Apple picking has become our family’s annual fall ritual. Luckily, there’s an abundance of pick-your-own farms and orchards in the Hudson Valley where we can get a bushel of fresh, crispy apples and plump pumpkins. Barton Orchards in Poughquag (southern Dutchess County) is one of our favorite places. Not only can we find more than 20 apple varieties, there’s also kid-friendly entertainment and delicious treats. It’s a cross between a day in the country and an amusement park, and my kids can’t get enough.
The apple picking season at Barton Orchards begins in mid-August with the earliest varieties – Pristine and Ginger Gold – at their peak. You’ll be able to pick your own through the end of October, when Granny Smith and Rome varieties are ready. My kids, 11-year-old Leo and 4-year-old Emilia, are not particular. I’m partial to Fuji apples, which aren’t available until early October.
On weekends, a trip to this orchard is more about entertainment than agriculture. It’s a full day’s outing. Apple and pumpkin picking take a back seat to the activities spread over acres of land. Some activities such as the playground, petting zoo and walking trail, are open during the week. Others are set up just for weekends, including a haunted house, inflatables, hayrides and a “trackless” train. The five-acre corn maze is a wonder, but only suited for those without claustrophobia (not me). If that’s not enough, there’s also gem mining, a shooting gallery and live bands playing country, rock and bluegrass in the afternoons.
We’ve visited several times, and our strategy is to let the kids hit the playground first. Three large wood structures – a ship, castle and train – invite exploration. On our most recent trip, my daughter climbed to the castle roof, and threw down an imaginary train of hair, à la Rapunzel. We also paid a visit to the ponies, goats and donkeys. My daughter tried her best chicken call, which was met with silence. We approached a pen with two emus that lazily ignored us.
We then tried to interest the kids in actually picking some apples. Emilia wanted first to find a “diamond” at the gem mining station, and Leo wanted an “udderly” delicious milkshake. There’s much in the way of culinary temptation here, with several stands offering baked goods, hot caramel apple slices, apple pie, funnel cakes, candy apples, cotton candy, lemonade and more.
Once we were ready to head into the orchard, we lined up for the hayride that drove us to the rows of ripe trees. We had a choice of filling a 10 lb. ($14) or 20 lb. ($20) bag, so each kid got the smaller size to fill on their own. We walked to the end of the row to find trees that still had low-bearing fruit for Emilia to reach. We explained how to check for blemishes, then demonstrated the “twist-and-pull” method to easily separate stem from branch.

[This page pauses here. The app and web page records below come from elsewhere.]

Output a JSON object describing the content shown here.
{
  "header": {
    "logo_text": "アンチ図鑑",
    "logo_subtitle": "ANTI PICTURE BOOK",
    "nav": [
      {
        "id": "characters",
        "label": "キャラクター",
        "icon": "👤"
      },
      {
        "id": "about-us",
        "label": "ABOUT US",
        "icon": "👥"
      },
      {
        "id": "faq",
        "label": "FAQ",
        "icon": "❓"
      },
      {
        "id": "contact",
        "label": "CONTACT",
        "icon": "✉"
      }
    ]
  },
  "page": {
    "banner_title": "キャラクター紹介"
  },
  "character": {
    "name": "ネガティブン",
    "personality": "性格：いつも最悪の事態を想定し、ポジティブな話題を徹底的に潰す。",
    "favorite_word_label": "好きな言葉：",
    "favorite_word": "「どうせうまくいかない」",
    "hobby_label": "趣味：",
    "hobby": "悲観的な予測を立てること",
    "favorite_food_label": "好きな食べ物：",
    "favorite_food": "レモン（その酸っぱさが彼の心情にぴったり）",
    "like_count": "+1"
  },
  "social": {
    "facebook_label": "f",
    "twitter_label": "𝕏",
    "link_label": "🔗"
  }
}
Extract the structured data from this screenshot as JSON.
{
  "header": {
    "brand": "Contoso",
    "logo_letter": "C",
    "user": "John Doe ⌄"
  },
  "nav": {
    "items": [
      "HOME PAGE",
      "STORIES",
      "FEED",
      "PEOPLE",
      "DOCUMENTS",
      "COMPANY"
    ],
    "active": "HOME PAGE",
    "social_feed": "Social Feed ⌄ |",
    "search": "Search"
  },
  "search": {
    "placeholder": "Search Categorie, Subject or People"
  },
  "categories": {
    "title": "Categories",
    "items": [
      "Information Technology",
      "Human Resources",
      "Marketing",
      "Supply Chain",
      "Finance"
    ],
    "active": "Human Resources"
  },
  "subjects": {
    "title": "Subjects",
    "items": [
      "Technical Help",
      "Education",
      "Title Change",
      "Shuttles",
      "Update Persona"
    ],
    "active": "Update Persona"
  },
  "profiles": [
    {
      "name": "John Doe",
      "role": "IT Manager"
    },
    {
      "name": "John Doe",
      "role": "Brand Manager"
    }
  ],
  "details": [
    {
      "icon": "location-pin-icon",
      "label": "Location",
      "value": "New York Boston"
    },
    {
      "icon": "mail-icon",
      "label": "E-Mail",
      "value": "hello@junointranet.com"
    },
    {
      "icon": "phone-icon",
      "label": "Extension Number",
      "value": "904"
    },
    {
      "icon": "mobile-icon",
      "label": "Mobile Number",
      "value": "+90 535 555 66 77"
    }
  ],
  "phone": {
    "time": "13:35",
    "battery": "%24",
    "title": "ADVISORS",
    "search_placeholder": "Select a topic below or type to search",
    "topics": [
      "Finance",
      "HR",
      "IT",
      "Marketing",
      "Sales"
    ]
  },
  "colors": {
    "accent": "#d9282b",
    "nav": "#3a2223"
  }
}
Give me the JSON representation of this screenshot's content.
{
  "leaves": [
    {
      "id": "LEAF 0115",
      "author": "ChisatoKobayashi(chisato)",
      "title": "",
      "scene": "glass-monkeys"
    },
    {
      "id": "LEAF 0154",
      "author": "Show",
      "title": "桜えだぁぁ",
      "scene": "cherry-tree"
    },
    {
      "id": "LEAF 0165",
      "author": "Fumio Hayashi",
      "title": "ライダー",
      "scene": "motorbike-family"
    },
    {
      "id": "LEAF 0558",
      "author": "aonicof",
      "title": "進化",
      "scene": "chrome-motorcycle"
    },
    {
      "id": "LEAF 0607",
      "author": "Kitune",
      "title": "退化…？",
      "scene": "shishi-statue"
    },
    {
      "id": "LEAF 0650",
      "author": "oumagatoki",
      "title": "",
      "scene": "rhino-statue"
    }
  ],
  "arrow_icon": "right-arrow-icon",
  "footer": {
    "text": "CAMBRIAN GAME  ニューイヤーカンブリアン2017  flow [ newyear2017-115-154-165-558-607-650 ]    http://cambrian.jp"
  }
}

Beyond apples and pumpkins, you’ll still be able to get fresh vegetables like squash and zucchini at Barton Orchards in the fall. In addition to what’s still fresh, there’s a flavorful assortment of jarred peaches and pears, applesauce and pickles in the farm store. There’s a cozy, countrified feel inside the brand new store, where wood display cases are chock full of jams, jellies, baking mixes, dressings, honey, hot sauces and flavored oils and vinegars. You can pay for your loot with a credit card, and there’s an ATM.
We never leave without at least a dozen warm, freshly baked cider donuts, mainly because half usually don’t even make it to the car. We’re partial to the sugared variety, but they’re also made plain and with powdered sugar.
This fall, admission is free on weekdays, but the activities are limited. There will be a two-tiered pricing structure on Saturdays, Sundays and holidays. Included in general admission is access to the walking trail, petting zoo, playground and live entertainment, as well as the hayrides. The premium admission fee gets you a wristband and access to all general admission activities, as well as the corn maze, inflatable zone, haunted house, trackless train, and the family theme park, which includes six attractions: pedal carts, boulder dash, pebble pusher, rope maze, tile maze and rock maze.
Additionally, you have the option to purchase tickets for some of the attractions individually, including the inflatable zone, corn maze and haunted house.
Traci L. Suppa blogs about her family’s travels at www.GoBIGo
Barton Orchards 63 Apple Tree Lane, Poughquag, N.Y. 845-227-2306 www.Barton
Open seven days a week through Oct. 31. 9 a.m. to 5 p.m.
Admission is charged on weekends after Labor Day. General Admission: $3 per person, ages 6 and up. Premium Admission (wristband): $15 per person, ages 6 and up; $10 per child ages 3-5.
©2012 Community News Group